**What is being asked**
Each line of the listing should be reproduced exactly.

______________________________

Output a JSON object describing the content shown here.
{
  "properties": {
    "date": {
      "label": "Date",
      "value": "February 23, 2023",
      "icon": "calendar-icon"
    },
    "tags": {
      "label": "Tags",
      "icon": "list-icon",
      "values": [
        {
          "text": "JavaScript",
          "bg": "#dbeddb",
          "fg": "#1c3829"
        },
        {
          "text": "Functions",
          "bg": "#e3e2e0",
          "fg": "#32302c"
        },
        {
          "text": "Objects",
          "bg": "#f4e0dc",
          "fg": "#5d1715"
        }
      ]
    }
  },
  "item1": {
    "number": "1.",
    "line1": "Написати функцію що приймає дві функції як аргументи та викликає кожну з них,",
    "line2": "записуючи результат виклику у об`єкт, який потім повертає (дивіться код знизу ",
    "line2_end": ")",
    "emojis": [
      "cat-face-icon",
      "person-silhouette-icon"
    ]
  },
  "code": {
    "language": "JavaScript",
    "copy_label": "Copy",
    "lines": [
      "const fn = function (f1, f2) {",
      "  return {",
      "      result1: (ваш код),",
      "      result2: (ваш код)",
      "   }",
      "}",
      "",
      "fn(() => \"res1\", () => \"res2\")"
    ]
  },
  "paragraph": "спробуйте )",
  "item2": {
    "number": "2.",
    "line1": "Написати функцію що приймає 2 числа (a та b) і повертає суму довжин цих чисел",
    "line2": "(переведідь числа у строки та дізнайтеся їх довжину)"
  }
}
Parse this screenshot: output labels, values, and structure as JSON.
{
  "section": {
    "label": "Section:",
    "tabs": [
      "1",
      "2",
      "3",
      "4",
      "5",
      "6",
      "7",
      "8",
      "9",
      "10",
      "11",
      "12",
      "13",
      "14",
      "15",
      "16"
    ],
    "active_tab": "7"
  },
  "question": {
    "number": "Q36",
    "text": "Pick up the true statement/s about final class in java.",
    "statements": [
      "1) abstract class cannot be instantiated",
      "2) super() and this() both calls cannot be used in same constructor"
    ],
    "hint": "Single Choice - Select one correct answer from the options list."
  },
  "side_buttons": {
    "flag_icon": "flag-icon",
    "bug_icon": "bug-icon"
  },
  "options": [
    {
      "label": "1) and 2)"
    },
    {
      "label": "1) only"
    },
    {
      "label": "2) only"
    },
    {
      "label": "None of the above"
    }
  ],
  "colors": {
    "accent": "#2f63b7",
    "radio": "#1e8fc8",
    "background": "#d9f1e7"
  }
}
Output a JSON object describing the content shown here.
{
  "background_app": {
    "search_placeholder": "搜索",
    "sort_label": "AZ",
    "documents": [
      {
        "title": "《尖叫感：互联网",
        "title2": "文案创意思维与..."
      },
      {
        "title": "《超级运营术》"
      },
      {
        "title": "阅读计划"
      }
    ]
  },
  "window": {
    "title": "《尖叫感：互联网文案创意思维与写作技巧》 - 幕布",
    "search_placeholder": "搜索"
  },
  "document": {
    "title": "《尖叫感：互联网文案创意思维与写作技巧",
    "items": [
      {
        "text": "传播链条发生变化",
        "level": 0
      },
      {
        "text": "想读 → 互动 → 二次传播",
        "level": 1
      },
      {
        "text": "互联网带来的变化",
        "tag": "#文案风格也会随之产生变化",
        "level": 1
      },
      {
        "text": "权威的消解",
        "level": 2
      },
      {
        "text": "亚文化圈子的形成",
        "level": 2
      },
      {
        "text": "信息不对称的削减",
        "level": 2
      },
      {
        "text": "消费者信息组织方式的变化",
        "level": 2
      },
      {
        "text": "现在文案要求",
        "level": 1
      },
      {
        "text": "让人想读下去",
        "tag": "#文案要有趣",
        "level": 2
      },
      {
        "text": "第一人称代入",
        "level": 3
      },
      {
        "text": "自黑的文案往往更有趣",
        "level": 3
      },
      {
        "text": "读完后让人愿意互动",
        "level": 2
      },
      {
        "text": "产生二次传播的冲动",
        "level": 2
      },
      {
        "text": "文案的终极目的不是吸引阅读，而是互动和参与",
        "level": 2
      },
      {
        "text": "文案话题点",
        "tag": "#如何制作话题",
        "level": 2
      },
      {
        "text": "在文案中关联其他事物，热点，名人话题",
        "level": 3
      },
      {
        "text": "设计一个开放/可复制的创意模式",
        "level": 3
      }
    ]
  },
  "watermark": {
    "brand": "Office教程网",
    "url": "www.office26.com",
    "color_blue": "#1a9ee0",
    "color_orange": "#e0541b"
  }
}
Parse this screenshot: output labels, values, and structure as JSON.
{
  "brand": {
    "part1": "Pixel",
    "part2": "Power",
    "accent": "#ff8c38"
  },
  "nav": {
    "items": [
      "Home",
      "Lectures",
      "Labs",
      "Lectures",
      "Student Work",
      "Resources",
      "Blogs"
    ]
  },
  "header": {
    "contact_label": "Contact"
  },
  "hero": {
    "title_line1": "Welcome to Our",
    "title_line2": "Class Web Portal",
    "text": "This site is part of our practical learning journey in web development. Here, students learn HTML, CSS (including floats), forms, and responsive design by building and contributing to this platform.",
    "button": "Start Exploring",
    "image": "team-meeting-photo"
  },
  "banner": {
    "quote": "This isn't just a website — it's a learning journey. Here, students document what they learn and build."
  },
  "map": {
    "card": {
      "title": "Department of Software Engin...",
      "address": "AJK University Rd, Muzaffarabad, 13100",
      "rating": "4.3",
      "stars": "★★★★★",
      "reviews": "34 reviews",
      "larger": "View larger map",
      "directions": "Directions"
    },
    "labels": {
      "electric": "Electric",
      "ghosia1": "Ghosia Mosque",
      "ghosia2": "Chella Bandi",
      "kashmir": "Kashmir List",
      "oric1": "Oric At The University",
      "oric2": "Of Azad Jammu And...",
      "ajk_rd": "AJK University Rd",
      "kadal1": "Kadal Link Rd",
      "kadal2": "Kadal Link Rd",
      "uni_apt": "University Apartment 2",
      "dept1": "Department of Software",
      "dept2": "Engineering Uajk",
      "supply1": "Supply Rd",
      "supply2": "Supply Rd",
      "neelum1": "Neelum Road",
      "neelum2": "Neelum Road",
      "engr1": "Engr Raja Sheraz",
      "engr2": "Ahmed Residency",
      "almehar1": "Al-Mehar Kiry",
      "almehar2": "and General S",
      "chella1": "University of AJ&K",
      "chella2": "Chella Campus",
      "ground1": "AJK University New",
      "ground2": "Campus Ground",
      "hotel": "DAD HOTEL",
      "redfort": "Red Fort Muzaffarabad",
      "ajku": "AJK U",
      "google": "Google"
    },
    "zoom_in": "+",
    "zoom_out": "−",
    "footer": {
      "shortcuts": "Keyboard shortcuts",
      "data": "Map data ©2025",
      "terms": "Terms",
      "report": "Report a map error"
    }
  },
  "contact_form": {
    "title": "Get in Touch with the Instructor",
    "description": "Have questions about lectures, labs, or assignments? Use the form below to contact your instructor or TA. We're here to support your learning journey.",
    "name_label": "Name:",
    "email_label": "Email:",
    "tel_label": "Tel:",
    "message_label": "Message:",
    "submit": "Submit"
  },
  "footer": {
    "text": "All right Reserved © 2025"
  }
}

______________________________

**Task solution**
Output a JSON object describing the content shown here.
{
  "properties": {
    "date": {
      "label": "Date",
      "value": "February 23, 2023",
      "icon": "calendar-icon"
    },
    "tags": {
      "label": "Tags",
      "icon": "list-icon",
      "values": [
        {
          "text": "JavaScript",
          "bg": "#dbeddb",
          "fg": "#1c3829"
        },
        {
          "text": "Functions",
          "bg": "#e3e2e0",
          "fg": "#32302c"
        },
        {
          "text": "Objects",
          "bg": "#f4e0dc",
          "fg": "#5d1715"
        }
      ]
    }
  },
  "item1": {
    "number": "1.",
    "line1": "Написати функцію що приймає дві функції як аргументи та викликає кожну з них,",
    "line2": "записуючи результат виклику у об`єкт, який потім повертає (дивіться код знизу ",
    "line2_end": ")",
    "emojis": [
      "cat-face-icon",
      "person-silhouette-icon"
    ]
  },
  "code": {
    "language": "JavaScript",
    "copy_label": "Copy",
    "lines": [
      "const fn = function (f1, f2) {",
      "  return {",
      "      result1: (ваш код),",
      "      result2: (ваш код)",
      "   }",
      "}",
      "",
      "fn(() => \"res1\", () => \"res2\")"
    ]
  },
  "paragraph": "спробуйте )",
  "item2": {
    "number": "2.",
    "line1": "Написати функцію що приймає 2 числа (a та b) і повертає суму довжин цих чисел",
    "line2": "(переведідь числа у строки та дізнайтеся їх довжину)"
  }
}
Parse this screenshot: output labels, values, and structure as JSON.
{
  "section": {
    "label": "Section:",
    "tabs": [
      "1",
      "2",
      "3",
      "4",
      "5",
      "6",
      "7",
      "8",
      "9",
      "10",
      "11",
      "12",
      "13",
      "14",
      "15",
      "16"
    ],
    "active_tab": "7"
  },
  "question": {
    "number": "Q36",
    "text": "Pick up the true statement/s about final class in java.",
    "statements": [
      "1) abstract class cannot be instantiated",
      "2) super() and this() both calls cannot be used in same constructor"
    ],
    "hint": "Single Choice - Select one correct answer from the options list."
  },
  "side_buttons": {
    "flag_icon": "flag-icon",
    "bug_icon": "bug-icon"
  },
  "options": [
    {
      "label": "1) and 2)"
    },
    {
      "label": "1) only"
    },
    {
      "label": "2) only"
    },
    {
      "label": "None of the above"
    }
  ],
  "colors": {
    "accent": "#2f63b7",
    "radio": "#1e8fc8",
    "background": "#d9f1e7"
  }
}
Output a JSON object describing the content shown here.
{
  "background_app": {
    "search_placeholder": "搜索",
    "sort_label": "AZ",
    "documents": [
      {
        "title": "《尖叫感：互联网",
        "title2": "文案创意思维与..."
      },
      {
        "title": "《超级运营术》"
      },
      {
        "title": "阅读计划"
      }
    ]
  },
  "window": {
    "title": "《尖叫感：互联网文案创意思维与写作技巧》 - 幕布",
    "search_placeholder": "搜索"
  },
  "document": {
    "title": "《尖叫感：互联网文案创意思维与写作技巧",
    "items": [
      {
        "text": "传播链条发生变化",
        "level": 0
      },
      {
        "text": "想读 → 互动 → 二次传播",
        "level": 1
      },
      {
        "text": "互联网带来的变化",
        "tag": "#文案风格也会随之产生变化",
        "level": 1
      },
      {
        "text": "权威的消解",
        "level": 2
      },
      {
        "text": "亚文化圈子的形成",
        "level": 2
      },
      {
        "text": "信息不对称的削减",
        "level": 2
      },
      {
        "text": "消费者信息组织方式的变化",
        "level": 2
      },
      {
        "text": "现在文案要求",
        "level": 1
      },
      {
        "text": "让人想读下去",
        "tag": "#文案要有趣",
        "level": 2
      },
      {
        "text": "第一人称代入",
        "level": 3
      },
      {
        "text": "自黑的文案往往更有趣",
        "level": 3
      },
      {
        "text": "读完后让人愿意互动",
        "level": 2
      },
      {
        "text": "产生二次传播的冲动",
        "level": 2
      },
      {
        "text": "文案的终极目的不是吸引阅读，而是互动和参与",
        "level": 2
      },
      {
        "text": "文案话题点",
        "tag": "#如何制作话题",
        "level": 2
      },
      {
        "text": "在文案中关联其他事物，热点，名人话题",
        "level": 3
      },
      {
        "text": "设计一个开放/可复制的创意模式",
        "level": 3
      }
    ]
  },
  "watermark": {
    "brand": "Office教程网",
    "url": "www.office26.com",
    "color_blue": "#1a9ee0",
    "color_orange": "#e0541b"
  }
}
Parse this screenshot: output labels, values, and structure as JSON.
{
  "brand": {
    "part1": "Pixel",
    "part2": "Power",
    "accent": "#ff8c38"
  },
  "nav": {
    "items": [
      "Home",
      "Lectures",
      "Labs",
      "Lectures",
      "Student Work",
      "Resources",
      "Blogs"
    ]
  },
  "header": {
    "contact_label": "Contact"
  },
  "hero": {
    "title_line1": "Welcome to Our",
    "title_line2": "Class Web Portal",
    "text": "This site is part of our practical learning journey in web development. Here, students learn HTML, CSS (including floats), forms, and responsive design by building and contributing to this platform.",
    "button": "Start Exploring",
    "image": "team-meeting-photo"
  },
  "banner": {
    "quote": "This isn't just a website — it's a learning journey. Here, students document what they learn and build."
  },
  "map": {
    "card": {
      "title": "Department of Software Engin...",
      "address": "AJK University Rd, Muzaffarabad, 13100",
      "rating": "4.3",
      "stars": "★★★★★",
      "reviews": "34 reviews",
      "larger": "View larger map",
      "directions": "Directions"
    },
    "labels": {
      "electric": "Electric",
      "ghosia1": "Ghosia Mosque",
      "ghosia2": "Chella Bandi",
      "kashmir": "Kashmir List",
      "oric1": "Oric At The University",
      "oric2": "Of Azad Jammu And...",
      "ajk_rd": "AJK University Rd",
      "kadal1": "Kadal Link Rd",
      "kadal2": "Kadal Link Rd",
      "uni_apt": "University Apartment 2",
      "dept1": "Department of Software",
      "dept2": "Engineering Uajk",
      "supply1": "Supply Rd",
      "supply2": "Supply Rd",
      "neelum1": "Neelum Road",
      "neelum2": "Neelum Road",
      "engr1": "Engr Raja Sheraz",
      "engr2": "Ahmed Residency",
      "almehar1": "Al-Mehar Kiry",
      "almehar2": "and General S",
      "chella1": "University of AJ&K",
      "chella2": "Chella Campus",
      "ground1": "AJK University New",
      "ground2": "Campus Ground",
      "hotel": "DAD HOTEL",
      "redfort": "Red Fort Muzaffarabad",
      "ajku": "AJK U",
      "google": "Google"
    },
    "zoom_in": "+",
    "zoom_out": "−",
    "footer": {
      "shortcuts": "Keyboard shortcuts",
      "data": "Map data ©2025",
      "terms": "Terms",
      "report": "Report a map error"
    }
  },
  "contact_form": {
    "title": "Get in Touch with the Instructor",
    "description": "Have questions about lectures, labs, or assignments? Use the form below to contact your instructor or TA. We're here to support your learning journey.",
    "name_label": "Name:",
    "email_label": "Email:",
    "tel_label": "Tel:",
    "message_label": "Message:",
    "submit": "Submit"
  },
  "footer": {
    "text": "All right Reserved © 2025"
  }
}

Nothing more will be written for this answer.